To get the free app, enter your email address or mobile phone number.
When Nothing Matters Anymore: A Survival Guide for Depressed Teens Paperback – March 20, 2007
Frequently Bought Together
Customers Who Bought This Item Also Bought
From School Library Journal
Libby K. White, Jewish Vocational Services, Baltimore, MD
Copyright 1999 Reed Business Information, Inc. --This text refers to an out of print or unavailable edition of this title.
“Its honest, anecdote-filled treatment of the subject (apart from the book’s telling origins) make it a no-brainer buy.”—Youthworker
Suicide Prevention\Voices of Education (SA\VE) Reading List Selection
More About the Author
Top Customer Reviews

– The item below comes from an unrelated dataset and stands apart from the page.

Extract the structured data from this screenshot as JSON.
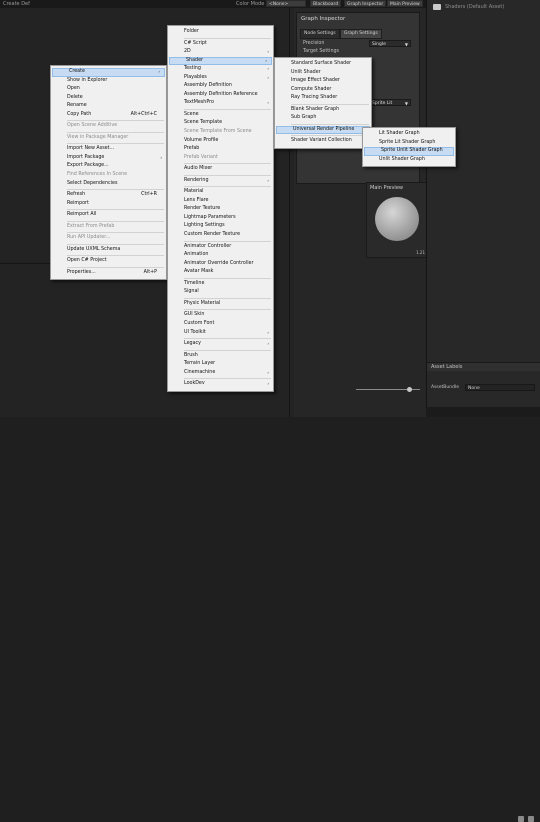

Bev Cobain doesn't treat us like we're five years old or treat us like we're idiots for being depressed. She gives us help, and advice in an organized handbook like format. She steps this into two phases - What's Wrong and Getting Help and Staying Well. I also like how she makes it personal - adding things about her cousin Kurt Cobain but also including other depressed teen stories - proving I'm not alone. I'm almost finished with the book and am into getting some help for my depression.
I'd recommend this book to any depressed teen, any school councelor, or any one interested in teen depression and want to be informed on it incase they stumble upon it sometime in their lives. Good Book -.

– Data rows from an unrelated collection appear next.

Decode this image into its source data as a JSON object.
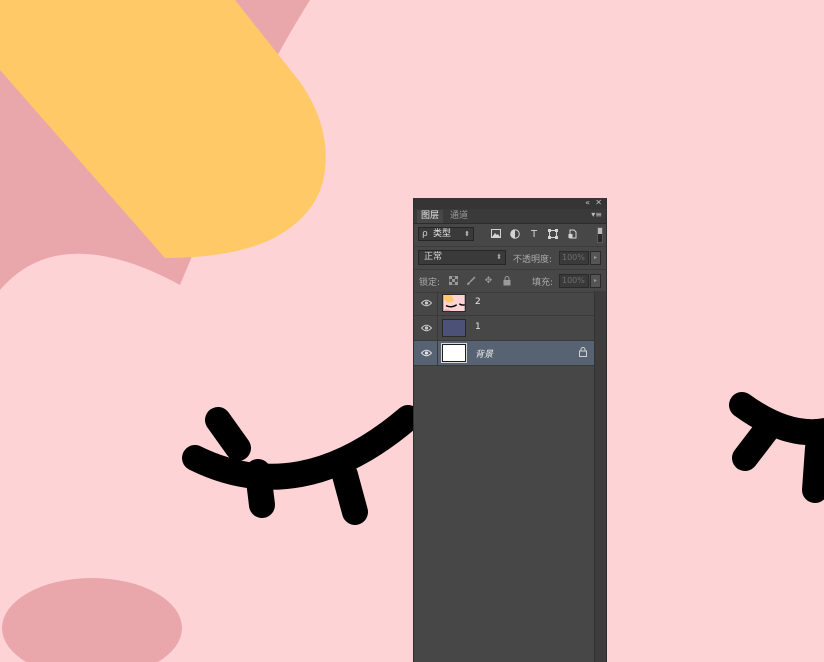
{
  "panel": {
    "collapse_icon": "«",
    "close_icon": "✕",
    "menu_icon": "▾≡",
    "tabs": [
      {
        "label": "图层",
        "active": true
      },
      {
        "label": "通道",
        "active": false
      }
    ]
  },
  "filter": {
    "search_icon": "ρ",
    "kind_label": "类型",
    "icons": [
      "image-filter-icon",
      "adjustment-filter-icon",
      "type-filter-icon",
      "shape-filter-icon",
      "smart-object-filter-icon"
    ]
  },
  "blend": {
    "mode": "正常",
    "opacity_label": "不透明度:",
    "opacity_value": "100%"
  },
  "lock": {
    "label": "锁定:",
    "fill_label": "填充:",
    "fill_value": "100%"
  },
  "layers": [
    {
      "name": "2",
      "thumb": "image",
      "selected": false,
      "locked": false,
      "italic": false
    },
    {
      "name": "1",
      "thumb": "#4b5177",
      "selected": false,
      "locked": false,
      "italic": false
    },
    {
      "name": "背景",
      "thumb": "#ffffff",
      "selected": true,
      "locked": true,
      "italic": true
    }
  ],
  "colors": {
    "canvas_pink": "#fed3d5",
    "canvas_rose": "#eaa7ab",
    "canvas_yellow": "#fec966",
    "lashes": "#000000",
    "panel_bg": "#474747",
    "selected_layer": "#576273"
  }
}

This is an interactive book where teens are shown how to take an active role in doing things to help themselves stay healthy. Young readers will find themselves in one or more of the stories told by eleven teens from many walks of life as they describe their struggles with depression. The stories demonstrate that young people can do something about depression and have hope for the future.
Parnts, school counselors, mental health providers, physicians and others who work with depressed teens, will find useful, practical, information in this book. Any depressed teen luckly enough to receive this book from a caring, concerned adult will find comfort. Indeed, it may save a life.

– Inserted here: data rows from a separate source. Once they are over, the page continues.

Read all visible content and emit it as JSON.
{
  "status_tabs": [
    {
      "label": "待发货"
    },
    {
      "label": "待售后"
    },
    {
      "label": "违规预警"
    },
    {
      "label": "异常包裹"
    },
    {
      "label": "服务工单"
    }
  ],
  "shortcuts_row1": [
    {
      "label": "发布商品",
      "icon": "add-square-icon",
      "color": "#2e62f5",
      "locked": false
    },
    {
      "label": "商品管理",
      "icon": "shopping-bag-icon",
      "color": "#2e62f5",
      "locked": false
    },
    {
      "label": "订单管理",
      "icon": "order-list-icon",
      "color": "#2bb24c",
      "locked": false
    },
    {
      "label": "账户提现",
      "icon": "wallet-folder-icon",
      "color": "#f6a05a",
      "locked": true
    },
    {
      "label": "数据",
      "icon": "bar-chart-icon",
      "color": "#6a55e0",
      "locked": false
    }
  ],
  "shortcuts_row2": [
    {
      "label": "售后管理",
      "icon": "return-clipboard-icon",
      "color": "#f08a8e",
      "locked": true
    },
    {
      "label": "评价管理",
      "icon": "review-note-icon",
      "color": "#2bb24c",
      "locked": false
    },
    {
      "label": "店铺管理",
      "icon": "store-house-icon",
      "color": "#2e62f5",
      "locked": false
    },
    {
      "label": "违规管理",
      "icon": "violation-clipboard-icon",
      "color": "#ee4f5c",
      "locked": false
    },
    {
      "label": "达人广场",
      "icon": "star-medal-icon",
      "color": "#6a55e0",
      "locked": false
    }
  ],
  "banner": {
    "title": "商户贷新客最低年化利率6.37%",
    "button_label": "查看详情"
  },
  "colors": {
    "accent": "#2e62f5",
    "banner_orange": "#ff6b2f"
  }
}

The author, a cousin of singer Curt Cobain, wrote this book to help make sense of her cousin's suicide. It is readable, knowledgeable and thorough. It helps adolescents understand what they might be feeling when they are depressed. It discusses how to interrupt the downward spiral and find a way out. The book covers both social and biological aspects of depression.
I felt that the author had a good intuitive grasp for how an adolescent might feel when he was in the depths of a depression. She reflects back the sense of isolation and hopelessness so that a depressed person feels understood. She provides information on how to get help when you don't feel that anyone out there is trustworthy.
She empowers teens by providing good information about the causes of depression and well as the treatments. For those who want more detailed information, she provides a resource list. I especially liked her section on how to stay healthy once you have recovered from the initial depression.
I have recommended this book to several teens. They felt that it made sense and was helpful
The book is structured in two parts: What's Wrong? and Getting Help and Staying Well. What's Wrong? is primarily diagnostic, providing a checklist for the reader to determine whether he or she is depressed, explaining the varieties and causes of depression, and outlining the correlations between depression and chronic illness, sexual abuse, sexual identity, drug use and addiction, eating disorders, and "perceived differences" from peers. Getting Help and Staying Well highlights treatment options, suggests ways to seek help from family or trusted adults, and lists self-help activities for readers undergoing treatment. Both sections include "Survival Tips" that a health professional might suggest to any teen: Get Exercise, Have Fun, Eat Good Food, etc.Read more ›
Most Recent Customer Reviews
I bought this to use with some of my adolescents who struggle with depression in therapy sessions. Most of the students feel it reads like a dictionary and is not very engaging.Published 1 month ago by CrimsonandBlue
Excellent resource for parents and teens. Filled with good information and advice. Written in plain language for the non-medical professional to understand.Published 13 months ago by Susan F
My daughter read this book while in an acute psychiatric care facility and she really connected with it. I read it at her request and I am very thankful that I did. Read morePublished 15 months ago by James D. Weatherly
I liked the book, the supportive and easy-to-read style, but some of the values it expressed were not consistent with my own. Read morePublished on January 14, 2014 by Kris Crowther
An uplifting book for teens and parents on how to treat depression in their teens. Parents should always stay one step ahead on their teens feelings/thoughts/actions.Published on June 10, 2013 by U_2
Came in perfect condition with super fast shipping. Very helpful and easy for teens to understand. Also has a lot of stories from teens with real life scenarios that make it easy... Read morePublished on May 3, 2013 by Geri R
The book is good and exactly what I expected, I will use this as a reference in my work. Very helpful.Published on April 28, 2013 by Vonne
I am concerned with what I believe to be letting depressed teens decide for themselves what is best for themselves in their treatments. Read morePublished on June 26, 2011 by Beverly C. Norelius
Perfect book as a guide for my niece. She and her mom loved the book/workbook so much that they shared it with the other girls in my neices inpatient. Read morePublished on November 21, 2010 by Donna Hazen